• [Work item] Copy every line of the data in which the word "JSON" occurs.

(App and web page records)
# # #

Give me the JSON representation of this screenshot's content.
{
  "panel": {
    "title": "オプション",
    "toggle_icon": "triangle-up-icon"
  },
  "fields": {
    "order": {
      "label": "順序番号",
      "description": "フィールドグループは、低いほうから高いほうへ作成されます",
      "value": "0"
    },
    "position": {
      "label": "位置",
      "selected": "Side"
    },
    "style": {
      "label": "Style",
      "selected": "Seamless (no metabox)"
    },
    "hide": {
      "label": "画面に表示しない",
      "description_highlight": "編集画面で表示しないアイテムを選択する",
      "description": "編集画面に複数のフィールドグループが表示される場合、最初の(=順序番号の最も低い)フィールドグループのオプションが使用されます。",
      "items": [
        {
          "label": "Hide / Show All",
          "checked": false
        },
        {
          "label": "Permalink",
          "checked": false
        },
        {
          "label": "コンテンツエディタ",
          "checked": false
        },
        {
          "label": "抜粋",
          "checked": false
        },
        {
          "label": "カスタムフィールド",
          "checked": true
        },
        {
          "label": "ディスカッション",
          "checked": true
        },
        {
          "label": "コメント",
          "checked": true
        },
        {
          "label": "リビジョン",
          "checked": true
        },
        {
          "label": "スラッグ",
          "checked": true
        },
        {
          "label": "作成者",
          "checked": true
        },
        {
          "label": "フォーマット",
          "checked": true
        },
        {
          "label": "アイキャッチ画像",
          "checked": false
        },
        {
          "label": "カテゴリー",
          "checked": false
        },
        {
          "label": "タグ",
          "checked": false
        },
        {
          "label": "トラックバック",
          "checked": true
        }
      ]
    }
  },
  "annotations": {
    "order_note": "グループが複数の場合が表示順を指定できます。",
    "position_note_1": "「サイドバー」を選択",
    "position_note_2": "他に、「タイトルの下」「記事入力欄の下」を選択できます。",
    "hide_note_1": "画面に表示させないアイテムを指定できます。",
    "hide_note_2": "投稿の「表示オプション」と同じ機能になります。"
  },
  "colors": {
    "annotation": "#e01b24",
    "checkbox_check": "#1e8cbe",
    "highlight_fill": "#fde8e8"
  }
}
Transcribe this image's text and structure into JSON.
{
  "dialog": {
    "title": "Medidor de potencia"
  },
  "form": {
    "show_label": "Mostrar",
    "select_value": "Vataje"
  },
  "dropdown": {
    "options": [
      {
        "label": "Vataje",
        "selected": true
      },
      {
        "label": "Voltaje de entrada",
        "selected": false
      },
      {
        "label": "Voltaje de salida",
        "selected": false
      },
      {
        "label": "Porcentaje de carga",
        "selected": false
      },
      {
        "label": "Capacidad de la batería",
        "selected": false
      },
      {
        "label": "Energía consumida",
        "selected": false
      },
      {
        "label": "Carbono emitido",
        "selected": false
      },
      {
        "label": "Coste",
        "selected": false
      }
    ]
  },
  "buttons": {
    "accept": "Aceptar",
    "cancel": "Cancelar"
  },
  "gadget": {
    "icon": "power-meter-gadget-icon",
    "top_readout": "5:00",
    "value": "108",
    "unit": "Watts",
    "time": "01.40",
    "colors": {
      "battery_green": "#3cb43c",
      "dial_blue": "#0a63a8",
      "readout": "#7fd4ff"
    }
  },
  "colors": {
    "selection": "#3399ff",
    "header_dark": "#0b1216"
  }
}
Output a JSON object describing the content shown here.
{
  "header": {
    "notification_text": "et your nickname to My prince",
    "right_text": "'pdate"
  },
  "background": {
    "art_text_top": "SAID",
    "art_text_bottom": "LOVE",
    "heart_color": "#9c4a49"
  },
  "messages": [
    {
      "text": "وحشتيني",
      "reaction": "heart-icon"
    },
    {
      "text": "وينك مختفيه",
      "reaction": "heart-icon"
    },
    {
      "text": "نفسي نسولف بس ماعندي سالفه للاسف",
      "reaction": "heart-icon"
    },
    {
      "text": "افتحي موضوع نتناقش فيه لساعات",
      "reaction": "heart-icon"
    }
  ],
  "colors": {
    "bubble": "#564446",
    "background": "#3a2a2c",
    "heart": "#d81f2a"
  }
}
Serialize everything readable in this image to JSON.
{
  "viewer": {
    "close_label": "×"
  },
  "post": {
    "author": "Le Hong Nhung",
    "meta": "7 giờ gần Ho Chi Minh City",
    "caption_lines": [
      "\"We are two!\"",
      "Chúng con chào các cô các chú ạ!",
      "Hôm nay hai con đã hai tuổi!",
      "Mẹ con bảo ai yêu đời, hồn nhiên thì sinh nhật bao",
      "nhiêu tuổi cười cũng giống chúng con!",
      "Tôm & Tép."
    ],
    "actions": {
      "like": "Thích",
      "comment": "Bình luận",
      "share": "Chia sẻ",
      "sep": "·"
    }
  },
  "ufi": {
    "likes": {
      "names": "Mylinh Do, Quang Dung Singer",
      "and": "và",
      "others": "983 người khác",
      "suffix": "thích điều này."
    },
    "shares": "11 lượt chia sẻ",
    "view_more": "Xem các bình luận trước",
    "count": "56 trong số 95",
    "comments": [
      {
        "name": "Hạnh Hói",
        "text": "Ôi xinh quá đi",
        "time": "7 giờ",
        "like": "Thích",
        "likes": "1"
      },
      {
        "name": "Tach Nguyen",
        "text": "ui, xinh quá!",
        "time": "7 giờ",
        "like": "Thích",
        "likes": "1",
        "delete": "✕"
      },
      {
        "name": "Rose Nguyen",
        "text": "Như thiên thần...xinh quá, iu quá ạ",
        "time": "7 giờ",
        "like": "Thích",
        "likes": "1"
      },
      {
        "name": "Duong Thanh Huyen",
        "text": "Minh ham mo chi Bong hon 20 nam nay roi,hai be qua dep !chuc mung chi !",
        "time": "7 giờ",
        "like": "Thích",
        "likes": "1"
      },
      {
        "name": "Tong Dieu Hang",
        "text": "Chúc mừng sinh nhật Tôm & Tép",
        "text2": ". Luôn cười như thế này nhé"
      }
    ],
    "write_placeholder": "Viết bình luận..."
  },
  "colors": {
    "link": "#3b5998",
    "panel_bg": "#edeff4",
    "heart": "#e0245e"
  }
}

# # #

• [Answer to the problem]
Give me the JSON representation of this screenshot's content.
Transcribe this image's text and structure into JSON.
Output a JSON object describing the content shown here.
Serialize everything readable in this image to JSON.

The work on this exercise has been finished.